Australians give nod to indigenous preamble

Most Australians want a constitution that recognises indigenous people's special place in the nation's history.

But any words that hint at giving them extra rights will meet resistance, national research suggests.

The findings also show Queenslanders and Northern Territorians are less likely than other Australians to want to remove negative racial references from the constitution.

The government formed an expert panel last year to examine how to change the constitution to show more respect for Aborigines and Torres Strait Islanders.

The panel's report cited strong public support for removing two sections of the act that allow racial discrimination, and for inserting a preamble that recognises indigenous Australians. However, research conducted for the panel by Newspoll, accessed under Freedom of Information law, shows some Australians feel uneasy about the proposed wording as it ''provoked feelings of 'us' versus 'them' ''.

''Words suggestive of land rights or claims for compensation were alarming to many respondents. Such words and phrases included 'economic relationship', 'rights and entitlements' and 'their lands and waters','' Newspoll's previously unpublished report says.


A few people felt the proposed preamble ''overstated'' the contribution of indigenous people, while others found the term ''first Australians'' polarising.
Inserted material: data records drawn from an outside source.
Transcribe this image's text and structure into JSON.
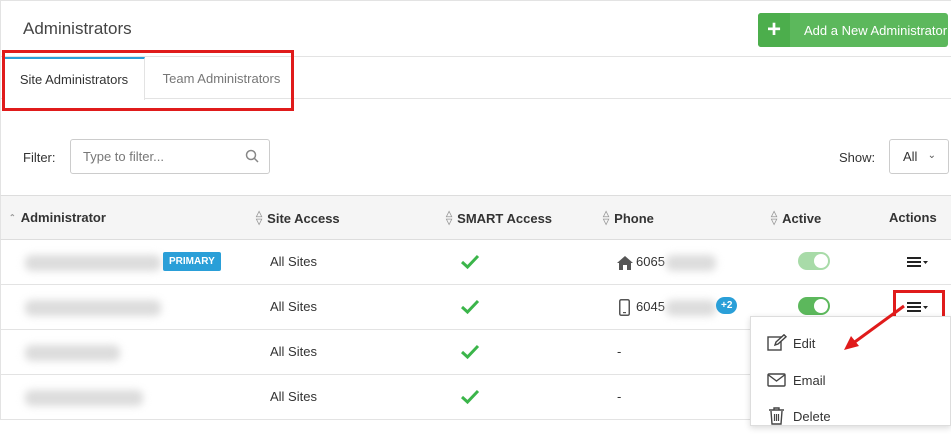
{
  "header": {
    "title": "Administrators",
    "add_button_label": "Add a New Administrator"
  },
  "tabs": [
    {
      "label": "Site Administrators",
      "active": true
    },
    {
      "label": "Team Administrators",
      "active": false
    }
  ],
  "filter": {
    "label": "Filter:",
    "placeholder": "Type to filter..."
  },
  "show": {
    "label": "Show:",
    "value": "All"
  },
  "table": {
    "columns": [
      "Administrator",
      "Site Access",
      "SMART Access",
      "Phone",
      "Active",
      "Actions"
    ],
    "rows": [
      {
        "badge": "PRIMARY",
        "site_access": "All Sites",
        "phone_icon": "home-icon",
        "phone": "6065",
        "extra": "",
        "active": true
      },
      {
        "badge": "",
        "site_access": "All Sites",
        "phone_icon": "mobile-icon",
        "phone": "6045",
        "extra": "+2",
        "active": true
      },
      {
        "badge": "",
        "site_access": "All Sites",
        "phone_icon": "",
        "phone": "-",
        "extra": "",
        "active": false
      },
      {
        "badge": "",
        "site_access": "All Sites",
        "phone_icon": "",
        "phone": "-",
        "extra": "",
        "active": false
      }
    ]
  },
  "actions_menu": {
    "edit": "Edit",
    "email": "Email",
    "delete": "Delete"
  },
  "colors": {
    "accent": "#2a9fd8",
    "green": "#5cb85c",
    "check": "#3bb54a",
    "annotation": "#e01b1b"
  }
}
''[While] most participants view this as simply a 'statement of fact', some saw it as a 'competitive' attempt to prioritise one group of people over others, and a few questioned its veracity'.''

However, the pollster warned that its focus groups did not necessarily reflect the views of most Australians, as it had tried to recruit some people who were opposed to giving special recognition to Aborigines.
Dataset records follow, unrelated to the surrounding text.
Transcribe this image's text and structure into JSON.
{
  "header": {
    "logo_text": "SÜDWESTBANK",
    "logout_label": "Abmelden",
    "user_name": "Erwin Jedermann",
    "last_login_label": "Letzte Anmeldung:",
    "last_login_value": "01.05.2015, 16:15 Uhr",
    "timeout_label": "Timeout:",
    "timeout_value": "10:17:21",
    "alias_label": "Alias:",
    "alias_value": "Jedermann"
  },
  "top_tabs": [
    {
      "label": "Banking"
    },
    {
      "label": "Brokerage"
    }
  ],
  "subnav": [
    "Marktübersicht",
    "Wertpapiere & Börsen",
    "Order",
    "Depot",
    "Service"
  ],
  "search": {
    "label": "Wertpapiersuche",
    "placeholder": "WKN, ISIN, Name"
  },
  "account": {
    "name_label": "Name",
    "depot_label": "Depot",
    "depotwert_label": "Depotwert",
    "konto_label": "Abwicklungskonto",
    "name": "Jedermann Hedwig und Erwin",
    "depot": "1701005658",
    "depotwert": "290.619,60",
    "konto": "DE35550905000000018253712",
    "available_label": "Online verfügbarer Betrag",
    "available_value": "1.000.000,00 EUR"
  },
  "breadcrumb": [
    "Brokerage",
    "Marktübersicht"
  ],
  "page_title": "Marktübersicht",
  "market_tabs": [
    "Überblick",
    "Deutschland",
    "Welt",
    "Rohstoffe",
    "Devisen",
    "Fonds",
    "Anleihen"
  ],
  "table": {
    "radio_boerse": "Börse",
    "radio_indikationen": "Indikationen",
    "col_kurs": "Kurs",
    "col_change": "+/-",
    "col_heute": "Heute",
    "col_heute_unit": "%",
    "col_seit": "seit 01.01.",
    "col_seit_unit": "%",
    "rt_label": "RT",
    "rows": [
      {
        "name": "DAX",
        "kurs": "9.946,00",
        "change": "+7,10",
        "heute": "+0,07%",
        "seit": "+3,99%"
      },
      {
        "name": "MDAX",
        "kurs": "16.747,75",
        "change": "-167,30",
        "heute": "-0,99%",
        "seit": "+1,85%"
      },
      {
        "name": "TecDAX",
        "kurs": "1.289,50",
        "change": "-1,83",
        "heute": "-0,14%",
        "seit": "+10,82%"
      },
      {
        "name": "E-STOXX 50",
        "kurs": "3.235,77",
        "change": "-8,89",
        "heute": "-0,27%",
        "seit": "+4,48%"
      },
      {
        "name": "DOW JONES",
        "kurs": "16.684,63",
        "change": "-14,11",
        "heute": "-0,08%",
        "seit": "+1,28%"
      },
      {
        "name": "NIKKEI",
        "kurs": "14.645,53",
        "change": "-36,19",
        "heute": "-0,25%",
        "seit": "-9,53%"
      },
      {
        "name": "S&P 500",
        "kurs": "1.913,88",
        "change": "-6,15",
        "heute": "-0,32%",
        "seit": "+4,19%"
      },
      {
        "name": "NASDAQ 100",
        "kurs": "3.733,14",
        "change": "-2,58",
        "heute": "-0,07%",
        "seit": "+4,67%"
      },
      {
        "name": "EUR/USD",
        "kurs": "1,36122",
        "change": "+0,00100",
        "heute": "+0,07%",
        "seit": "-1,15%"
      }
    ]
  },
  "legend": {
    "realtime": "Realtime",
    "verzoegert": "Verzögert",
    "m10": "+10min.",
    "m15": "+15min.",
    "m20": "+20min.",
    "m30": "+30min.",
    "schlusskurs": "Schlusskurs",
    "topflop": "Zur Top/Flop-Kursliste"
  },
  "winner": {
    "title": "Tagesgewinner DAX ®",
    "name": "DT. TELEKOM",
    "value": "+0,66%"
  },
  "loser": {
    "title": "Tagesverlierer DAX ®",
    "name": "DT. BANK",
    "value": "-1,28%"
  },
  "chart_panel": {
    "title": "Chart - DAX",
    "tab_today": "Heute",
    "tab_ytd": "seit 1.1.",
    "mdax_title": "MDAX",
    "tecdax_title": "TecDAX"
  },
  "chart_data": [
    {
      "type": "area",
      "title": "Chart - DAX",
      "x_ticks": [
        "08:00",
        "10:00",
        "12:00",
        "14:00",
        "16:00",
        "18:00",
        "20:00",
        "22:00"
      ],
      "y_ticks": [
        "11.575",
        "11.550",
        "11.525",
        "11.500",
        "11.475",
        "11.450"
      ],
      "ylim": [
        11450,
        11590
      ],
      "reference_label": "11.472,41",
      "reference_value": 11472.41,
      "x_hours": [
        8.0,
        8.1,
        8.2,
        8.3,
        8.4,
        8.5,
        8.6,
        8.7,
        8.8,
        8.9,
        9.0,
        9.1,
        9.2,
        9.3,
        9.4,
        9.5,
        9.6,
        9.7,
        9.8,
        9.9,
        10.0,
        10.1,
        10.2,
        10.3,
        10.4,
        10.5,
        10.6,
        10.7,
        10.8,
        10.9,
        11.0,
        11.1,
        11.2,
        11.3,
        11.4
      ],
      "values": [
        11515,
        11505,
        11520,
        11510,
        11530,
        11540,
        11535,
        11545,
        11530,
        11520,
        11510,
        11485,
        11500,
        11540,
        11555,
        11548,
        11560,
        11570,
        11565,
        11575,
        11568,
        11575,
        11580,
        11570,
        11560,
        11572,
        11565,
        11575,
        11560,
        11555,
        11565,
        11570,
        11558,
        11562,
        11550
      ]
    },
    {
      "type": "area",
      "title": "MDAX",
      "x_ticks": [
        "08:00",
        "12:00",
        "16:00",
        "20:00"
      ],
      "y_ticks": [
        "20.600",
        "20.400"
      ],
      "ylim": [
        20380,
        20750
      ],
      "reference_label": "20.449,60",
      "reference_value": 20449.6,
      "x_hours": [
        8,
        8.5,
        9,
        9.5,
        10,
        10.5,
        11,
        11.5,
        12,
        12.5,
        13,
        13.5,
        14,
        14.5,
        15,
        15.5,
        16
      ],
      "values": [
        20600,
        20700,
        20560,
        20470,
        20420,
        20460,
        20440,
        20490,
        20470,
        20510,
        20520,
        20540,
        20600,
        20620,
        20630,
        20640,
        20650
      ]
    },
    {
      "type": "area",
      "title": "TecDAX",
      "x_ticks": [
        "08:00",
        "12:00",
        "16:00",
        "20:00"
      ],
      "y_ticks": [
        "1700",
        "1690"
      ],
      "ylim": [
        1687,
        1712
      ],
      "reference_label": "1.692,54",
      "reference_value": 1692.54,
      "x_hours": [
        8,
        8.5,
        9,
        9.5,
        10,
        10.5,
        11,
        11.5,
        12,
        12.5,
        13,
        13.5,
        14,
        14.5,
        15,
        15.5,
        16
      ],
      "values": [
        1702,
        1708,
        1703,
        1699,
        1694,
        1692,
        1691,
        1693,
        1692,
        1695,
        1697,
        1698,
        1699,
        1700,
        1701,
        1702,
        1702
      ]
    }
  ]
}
In contrast, Newspoll's survey of 1654 voters found 81 per cent wanted a new constitutional preamble that recognised indigenous people.
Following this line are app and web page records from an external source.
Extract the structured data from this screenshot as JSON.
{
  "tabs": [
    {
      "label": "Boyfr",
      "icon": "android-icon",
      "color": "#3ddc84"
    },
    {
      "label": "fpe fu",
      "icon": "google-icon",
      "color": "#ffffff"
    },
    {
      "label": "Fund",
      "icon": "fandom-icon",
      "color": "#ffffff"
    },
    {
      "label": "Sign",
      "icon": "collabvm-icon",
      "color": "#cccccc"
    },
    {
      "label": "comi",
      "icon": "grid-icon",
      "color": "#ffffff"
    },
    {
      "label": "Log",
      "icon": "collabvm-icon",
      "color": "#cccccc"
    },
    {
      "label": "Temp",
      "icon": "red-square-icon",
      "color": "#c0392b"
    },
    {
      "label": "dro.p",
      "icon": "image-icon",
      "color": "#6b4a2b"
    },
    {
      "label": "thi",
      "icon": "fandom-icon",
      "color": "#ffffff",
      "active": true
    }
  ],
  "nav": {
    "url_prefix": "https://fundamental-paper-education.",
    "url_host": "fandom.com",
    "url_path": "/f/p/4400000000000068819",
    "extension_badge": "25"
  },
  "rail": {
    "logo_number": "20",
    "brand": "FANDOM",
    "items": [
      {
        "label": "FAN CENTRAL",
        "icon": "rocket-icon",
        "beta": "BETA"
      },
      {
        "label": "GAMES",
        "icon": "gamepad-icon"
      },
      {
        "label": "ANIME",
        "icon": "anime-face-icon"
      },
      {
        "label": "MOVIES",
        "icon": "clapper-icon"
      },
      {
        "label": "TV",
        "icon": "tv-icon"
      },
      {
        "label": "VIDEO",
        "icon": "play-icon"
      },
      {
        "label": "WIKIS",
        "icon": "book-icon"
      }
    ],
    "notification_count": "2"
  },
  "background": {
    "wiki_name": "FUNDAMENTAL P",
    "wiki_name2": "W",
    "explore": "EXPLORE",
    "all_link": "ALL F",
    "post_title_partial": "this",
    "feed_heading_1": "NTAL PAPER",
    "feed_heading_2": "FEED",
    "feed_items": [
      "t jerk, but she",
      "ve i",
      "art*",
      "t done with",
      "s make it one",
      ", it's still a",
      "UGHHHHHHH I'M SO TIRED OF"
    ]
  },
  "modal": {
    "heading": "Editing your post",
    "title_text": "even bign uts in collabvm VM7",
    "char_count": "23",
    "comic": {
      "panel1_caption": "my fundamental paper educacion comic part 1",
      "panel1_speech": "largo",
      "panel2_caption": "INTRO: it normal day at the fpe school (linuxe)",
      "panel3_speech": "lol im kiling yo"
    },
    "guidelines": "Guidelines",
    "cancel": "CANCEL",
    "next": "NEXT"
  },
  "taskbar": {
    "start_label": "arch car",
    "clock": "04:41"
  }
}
Prime Minister Julia Gillard said earlier this year she did ''not underestimate the challenge of achieving nationwide consensus. Change will not happen without support from across the political spectrum and the support of the majority of Australians.''

In a 1967 referendum, Australians voted in favour of removing part of the constitution that prevented indigenous people from voting. But the act still contains two sections that allow racial discrimination.

Section 25 recognises the right of states to enact voting bans against ''all persons of any race'', while section 51(xxvi) empowers the Commonwealth to make laws for ''the people of any race for whom it is deemed necessary to make special laws''.

Newspoll's survey found voters in Victoria and Tasmania would most probably support the proposed constitutional changes.